(Available data)

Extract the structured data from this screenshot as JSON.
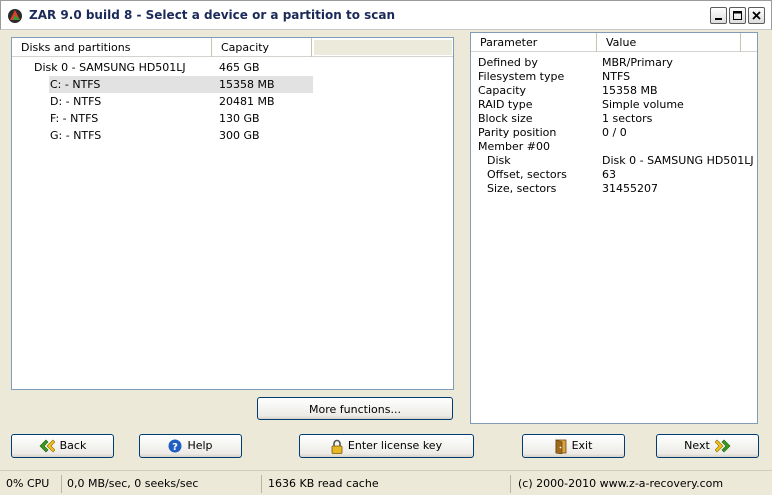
{
  "window": {
    "title": "ZAR 9.0 build 8 - Select a device or a partition to scan"
  },
  "left_panel": {
    "columns": [
      "Disks and partitions",
      "Capacity"
    ],
    "rows": [
      {
        "name": "Disk 0 - SAMSUNG HD501LJ",
        "capacity": "465 GB",
        "selected": false,
        "indent": 0
      },
      {
        "name": "C: - NTFS",
        "capacity": "15358 MB",
        "selected": true,
        "indent": 1
      },
      {
        "name": "D: - NTFS",
        "capacity": "20481 MB",
        "selected": false,
        "indent": 1
      },
      {
        "name": "F: - NTFS",
        "capacity": "130 GB",
        "selected": false,
        "indent": 1
      },
      {
        "name": "G: - NTFS",
        "capacity": "300 GB",
        "selected": false,
        "indent": 1
      }
    ],
    "more_functions_label": "More functions..."
  },
  "right_panel": {
    "columns": [
      "Parameter",
      "Value"
    ],
    "rows": [
      {
        "param": "Defined by",
        "value": "MBR/Primary",
        "indent": 0
      },
      {
        "param": "Filesystem type",
        "value": "NTFS",
        "indent": 0
      },
      {
        "param": "Capacity",
        "value": "15358 MB",
        "indent": 0
      },
      {
        "param": "RAID type",
        "value": "Simple volume",
        "indent": 0
      },
      {
        "param": "Block size",
        "value": "1 sectors",
        "indent": 0
      },
      {
        "param": "Parity position",
        "value": "0 / 0",
        "indent": 0
      },
      {
        "param": "Member #00",
        "value": "",
        "indent": 0
      },
      {
        "param": "Disk",
        "value": "Disk 0 - SAMSUNG HD501LJ",
        "indent": 1
      },
      {
        "param": "Offset, sectors",
        "value": "63",
        "indent": 1
      },
      {
        "param": "Size, sectors",
        "value": "31455207",
        "indent": 1
      }
    ]
  },
  "buttons": {
    "back": "Back",
    "help": "Help",
    "license": "Enter license key",
    "exit": "Exit",
    "next": "Next"
  },
  "statusbar": {
    "cpu": "0% CPU",
    "io": "0,0 MB/sec, 0 seeks/sec",
    "cache": "1636 KB read cache",
    "copyright": "(c) 2000-2010 www.z-a-recovery.com"
  },
  "icons": {
    "app": "zar-app-icon",
    "back": "double-chevron-left-icon",
    "help": "question-icon",
    "license": "padlock-icon",
    "exit": "exit-door-icon",
    "next": "double-chevron-right-icon"
  },
  "colors": {
    "title_text": "#1b2a58",
    "selection": "#e2e2e2",
    "panel_border": "#7f9db9",
    "chevron_green": "#3a9a1a",
    "help_blue": "#1f5fc4"
  }
}
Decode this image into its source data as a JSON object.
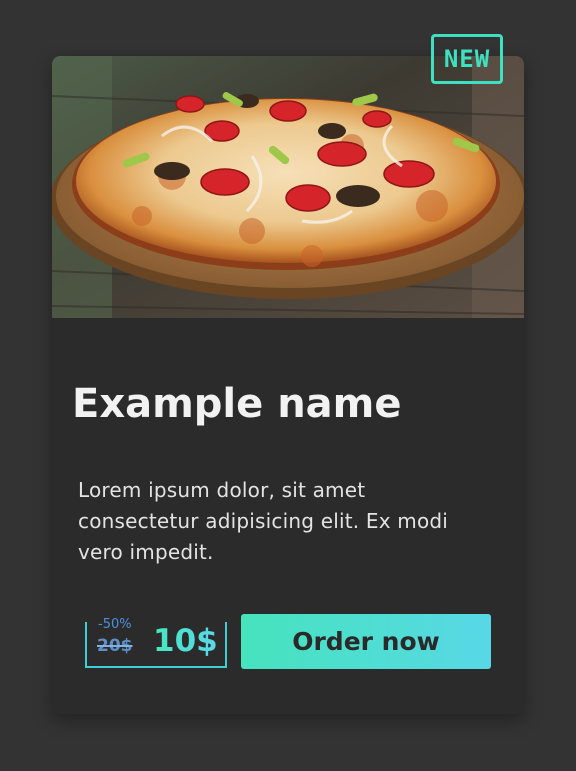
{
  "card": {
    "badge": "NEW",
    "title": "Example name",
    "description": "Lorem ipsum dolor, sit amet consectetur adipisicing elit. Ex modi vero impedit.",
    "price": {
      "discount": "-50%",
      "old_price": "20$",
      "new_price": "10$"
    },
    "order_button": "Order now",
    "image": "pizza-photo"
  },
  "colors": {
    "page_background": "#333333",
    "card_background": "#2b2b2b",
    "accent_start": "#46e3bd",
    "accent_end": "#58d8e6",
    "old_price_color": "#5e8fc8"
  }
}
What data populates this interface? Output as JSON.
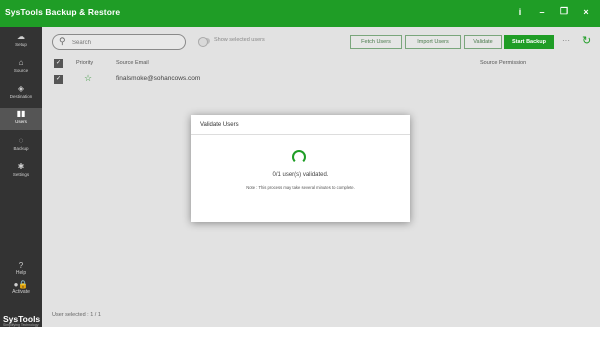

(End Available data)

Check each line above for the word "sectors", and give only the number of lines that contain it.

3